Before the highway there was the old National Road, built in the early 1800s. It’s a high-speed road now. You have to look both ways before you cross. Sometimes you have to run across. The National Road passes directly in front of Monks Mound, touching it along its south side, dividing it from the plaza area.
A sign in the gift shop asks visitors to consider donating to help them purchase additional parcels of land with the remaining mounds. When I inquired about the sign an administrative employee soon appeared to answer all my questions and to ascertain if I was a wealthy Californian.
The mounds aren’t arranged at random. Instead, they form a main plaza and you can see where streets may have been. The alignment of the layout matches celestial signs, and you can imagine, filling the area around these mounds, where special buildings were built and where special ceremonies held, the hundreds if not thousands of more basic structures for housing and storage and for everything else, all around.
It looks an awful lot like a city, although archaeologists will argue about the precise definition of “city” with all of its attendant implications.

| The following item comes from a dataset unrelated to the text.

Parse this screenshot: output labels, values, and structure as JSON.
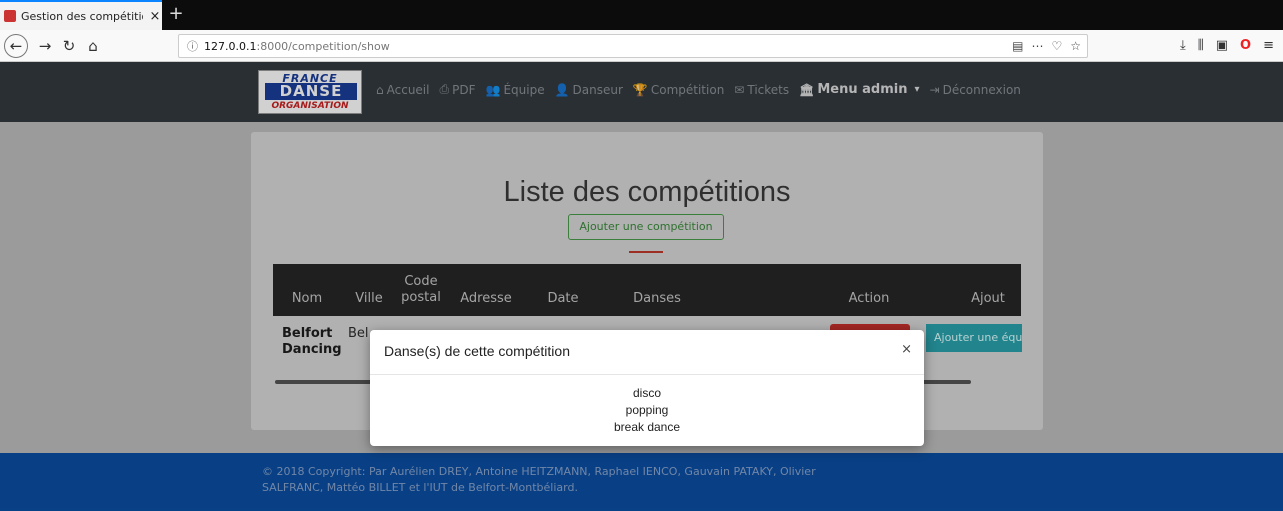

But this was a city, twenty-five thousand, maybe forty-thousand people inhabiting it at its peak, bigger than London at the time, bigger than any city in the United States until Philadelphia took first place in the 1780s.
So our thinking about Indians has already been dramatically revised. And now, the biggest surprise of all, we can talk about Mound 72.
This is part one of a two-part article. Part two is here.).
This post is from a series of articles chronicling a 2020 cross-country trip with my wife and two daughters and a boyfriend, from California to Ohio (to visit family) and Pennsylvania (to drop off my oldest daughter at grad school), and then back. We spent over five weeks on the road during the pandemic.